- Time out, stop everyone and repair
- End the drill and move on
The first option, Let it go, is a great option when groups have different problems, they may observe each other and fix, them or just switch on their problem-solving skills. You can drop some hints here and there to remind them of key points. The second option, Time out, is similar to a game. Players will be familiar with you calling time out. Use this when the issues are similar across the board but it is an easy fix. A slight misunderstanding, maybe. Finally, End the drill and move on. I learned this idea in Spain and I loved it. Sometimes the drill is just poorly designed or too complex and it is to finish. The players look frustrated or confused, and it’s not an easy fix.
How much passing/shooting/dribbling?
The focus of your session depends on you!!! In Spain, at Club Estudiantes, every team shot the ball for a third of the session at least. The U10s I worked with dedicated three drills each session (10 minutes per drill) to shooting, one of which focused on technique the other two focused on putting the ball on the basket I.e. competitions. All teams went heavy on offensive technical skills and applied them in small-sided games or 5v5. Surprisingly, defence accounted for about 20% of the focus. I rarely saw defensive drills, it was more likely that the coach would share ideas, and encourage defensive intensity and use of live games that had winners and losers that encouraged players to try to get stops. As you can see there is a pattern here, offense offense offense. For you, the balance may be tipped the other way or you may have a good mix of everything. Whatever you do, plan for the season ahead, and commit to developing something. I have heard of coaches who have a “daily dozen” or approaches such as “we do three things well”, where the coach has made a decision for the team to go heavy on three things only and dominate games in those areas. At Estudiantes, the players could play 1v1, fast break, and shoot. That was a thread running through the club from U10 upwards, a commitment to developing will give your players an identity they will carry with them all season.
I’m so glad you followed us to the end of how to design and plan a basketball session – but don’t just stop there – there’s so much more that can help get those creative juices flowing. Try multiple ways of structuring your session to find out what fits your team best and let me know how you get via email, I’m always happy to help!

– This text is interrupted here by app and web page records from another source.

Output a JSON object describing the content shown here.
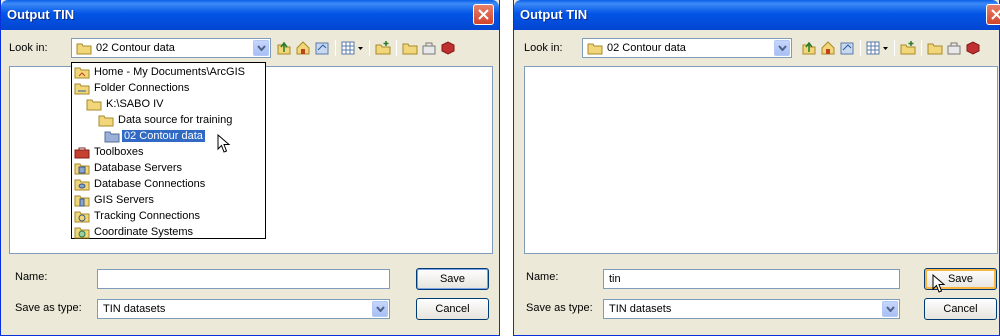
{
  "left_dialog": {
    "title": "Output TIN",
    "look_in_label": "Look in:",
    "look_in_value": "02 Contour data",
    "dropdown_items": [
      {
        "label": "Home - My Documents\\ArcGIS",
        "icon": "home-folder-icon"
      },
      {
        "label": "Folder Connections",
        "icon": "folder-connections-icon"
      },
      {
        "label": "K:\\SABO IV",
        "icon": "folder-icon"
      },
      {
        "label": "Data source for training",
        "icon": "folder-icon"
      },
      {
        "label": "02 Contour data",
        "icon": "folder-icon",
        "selected": true
      },
      {
        "label": "Toolboxes",
        "icon": "toolbox-icon"
      },
      {
        "label": "Database Servers",
        "icon": "database-server-icon"
      },
      {
        "label": "Database Connections",
        "icon": "database-connection-icon"
      },
      {
        "label": "GIS Servers",
        "icon": "gis-server-icon"
      },
      {
        "label": "Tracking Connections",
        "icon": "tracking-connection-icon"
      },
      {
        "label": "Coordinate Systems",
        "icon": "coordinate-system-icon"
      }
    ],
    "name_label": "Name:",
    "name_value": "",
    "type_label": "Save as type:",
    "type_value": "TIN datasets",
    "save_label": "Save",
    "cancel_label": "Cancel"
  },
  "right_dialog": {
    "title": "Output TIN",
    "look_in_label": "Look in:",
    "look_in_value": "02 Contour data",
    "name_label": "Name:",
    "name_value": "tin",
    "type_label": "Save as type:",
    "type_value": "TIN datasets",
    "save_label": "Save",
    "cancel_label": "Cancel"
  },
  "toolbar_icons": [
    "up-one-level-icon",
    "home-icon",
    "connect-folder-icon",
    "view-menu-icon",
    "new-folder-icon",
    "folder-icon",
    "toolbox-icon",
    "delete-icon"
  ],
  "colors": {
    "title_bar": "#0355e6",
    "dialog_bg": "#ece9d8",
    "selection": "#316ac5",
    "border": "#7f9db9"
  }
}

What is the point of this drill? What are we trying to achieve? I have picked drills because they look nice, they are tried and tested, or look like hard work, but did they achieve exactly what I needed? This reminds me of the coach I learned the most from in Spain, the U16s Head Coach (every drill I saw him teach is documented here ). I asked him during one of our early chats “which is your favourite drill book?”, he replied, “what is a drill book?”. I explained and he said that basketball would be easy if we could just plug in a drill to fix a gap in the skill set of our team. I asked him how he plans his sessions and he said he designs his own drills to solve a specific problem for his players. For example, if his group are boxing off well but not chasing the ball well when it doesn’t fall to a player, he would design a drill involving a race to the loose ball, therefore not only competing in the box off but also competing against your own team mates to retrieve the ball. I thought this was WILD!!! The idea that all drills are designed each week from scratch??!!
As I spoke to other coaches, this seemed to be the approach taken at the club. New drills, same skills. Mind blown, I set about designing drills with a specific goal in mind. Rather than a fast break drill, the focus was else where, the first pass, or how the point guard gets open. Furthermore, becuase the focus is on on specific detail, this meant the players could give their focus to that detail. The rest of the drill was of course important, but the Spanish coaches let a lot go in terms of execution if a) the energy and focus was on the technique or tactic and b) if the correct decisions were being made.
In sum, what ever the goal of the ten minute drill, it is important to focus on that goal. Major emphasis on the GOAL rather than the EXECUTION.